──────── Input

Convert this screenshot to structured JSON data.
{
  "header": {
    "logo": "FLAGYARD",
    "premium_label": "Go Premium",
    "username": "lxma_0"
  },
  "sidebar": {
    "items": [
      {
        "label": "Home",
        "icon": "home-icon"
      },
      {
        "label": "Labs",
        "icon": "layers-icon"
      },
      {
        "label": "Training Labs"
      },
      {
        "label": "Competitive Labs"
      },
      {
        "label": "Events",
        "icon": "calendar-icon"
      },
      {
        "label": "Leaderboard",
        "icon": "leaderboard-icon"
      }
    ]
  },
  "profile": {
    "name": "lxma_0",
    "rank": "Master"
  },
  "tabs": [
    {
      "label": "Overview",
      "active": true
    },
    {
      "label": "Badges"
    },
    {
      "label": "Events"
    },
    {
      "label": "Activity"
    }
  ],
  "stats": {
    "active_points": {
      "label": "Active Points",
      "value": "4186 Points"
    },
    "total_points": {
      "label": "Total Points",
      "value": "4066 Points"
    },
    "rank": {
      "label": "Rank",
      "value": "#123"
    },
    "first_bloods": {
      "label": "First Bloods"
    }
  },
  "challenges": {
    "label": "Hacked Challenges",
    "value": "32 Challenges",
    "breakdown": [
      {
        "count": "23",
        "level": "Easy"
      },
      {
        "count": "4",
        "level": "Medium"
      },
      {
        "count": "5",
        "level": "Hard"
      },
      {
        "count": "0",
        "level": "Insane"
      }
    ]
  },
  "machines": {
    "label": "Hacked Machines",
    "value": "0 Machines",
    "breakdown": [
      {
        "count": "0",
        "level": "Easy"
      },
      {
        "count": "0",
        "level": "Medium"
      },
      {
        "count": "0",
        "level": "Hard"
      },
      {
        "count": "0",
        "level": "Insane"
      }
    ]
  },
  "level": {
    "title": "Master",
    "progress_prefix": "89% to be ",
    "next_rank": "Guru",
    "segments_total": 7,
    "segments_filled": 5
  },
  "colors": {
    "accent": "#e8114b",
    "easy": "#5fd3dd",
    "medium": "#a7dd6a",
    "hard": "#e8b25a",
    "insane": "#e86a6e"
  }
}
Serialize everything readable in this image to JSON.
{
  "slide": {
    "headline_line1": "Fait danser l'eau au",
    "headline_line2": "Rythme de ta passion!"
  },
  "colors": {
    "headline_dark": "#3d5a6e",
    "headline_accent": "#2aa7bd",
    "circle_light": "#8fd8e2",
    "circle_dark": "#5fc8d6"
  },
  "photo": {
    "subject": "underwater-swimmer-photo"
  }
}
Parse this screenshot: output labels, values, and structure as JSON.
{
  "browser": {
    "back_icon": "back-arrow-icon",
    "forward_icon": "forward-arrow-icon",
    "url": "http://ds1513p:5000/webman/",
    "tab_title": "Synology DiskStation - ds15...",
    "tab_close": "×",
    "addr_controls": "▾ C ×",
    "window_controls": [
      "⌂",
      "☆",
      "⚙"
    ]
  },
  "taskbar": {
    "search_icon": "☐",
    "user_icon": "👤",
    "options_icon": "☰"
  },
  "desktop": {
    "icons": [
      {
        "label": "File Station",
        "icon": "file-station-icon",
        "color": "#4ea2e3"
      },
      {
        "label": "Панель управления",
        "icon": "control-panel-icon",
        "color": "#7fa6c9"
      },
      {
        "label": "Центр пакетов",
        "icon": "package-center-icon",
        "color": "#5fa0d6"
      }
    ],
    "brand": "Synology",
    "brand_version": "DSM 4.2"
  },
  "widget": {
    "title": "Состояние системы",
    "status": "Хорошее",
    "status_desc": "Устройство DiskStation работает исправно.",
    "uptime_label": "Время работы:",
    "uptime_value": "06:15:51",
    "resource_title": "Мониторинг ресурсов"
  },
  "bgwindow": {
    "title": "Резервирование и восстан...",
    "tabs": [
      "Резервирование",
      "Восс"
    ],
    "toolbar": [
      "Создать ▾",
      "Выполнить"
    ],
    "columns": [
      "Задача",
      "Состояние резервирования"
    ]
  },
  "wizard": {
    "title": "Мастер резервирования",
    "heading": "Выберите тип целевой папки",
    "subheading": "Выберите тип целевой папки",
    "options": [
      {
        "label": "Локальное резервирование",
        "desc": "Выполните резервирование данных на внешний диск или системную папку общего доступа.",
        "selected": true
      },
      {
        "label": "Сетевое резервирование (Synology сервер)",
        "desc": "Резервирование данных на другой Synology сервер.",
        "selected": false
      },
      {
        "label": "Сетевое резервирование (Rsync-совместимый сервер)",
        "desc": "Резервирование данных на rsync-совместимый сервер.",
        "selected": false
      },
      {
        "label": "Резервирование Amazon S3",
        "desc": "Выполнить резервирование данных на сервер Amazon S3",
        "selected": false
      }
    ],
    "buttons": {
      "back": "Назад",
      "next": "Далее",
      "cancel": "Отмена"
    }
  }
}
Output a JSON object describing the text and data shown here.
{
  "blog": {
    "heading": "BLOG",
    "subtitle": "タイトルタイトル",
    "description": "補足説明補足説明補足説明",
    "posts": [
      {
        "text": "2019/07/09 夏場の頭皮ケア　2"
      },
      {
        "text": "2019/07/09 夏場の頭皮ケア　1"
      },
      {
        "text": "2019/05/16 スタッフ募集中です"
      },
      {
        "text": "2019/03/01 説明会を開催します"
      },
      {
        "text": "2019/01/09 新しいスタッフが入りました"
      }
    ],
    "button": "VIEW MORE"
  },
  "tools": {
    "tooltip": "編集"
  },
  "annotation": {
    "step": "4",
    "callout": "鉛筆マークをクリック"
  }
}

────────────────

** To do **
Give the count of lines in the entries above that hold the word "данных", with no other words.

** Exercise answer **
4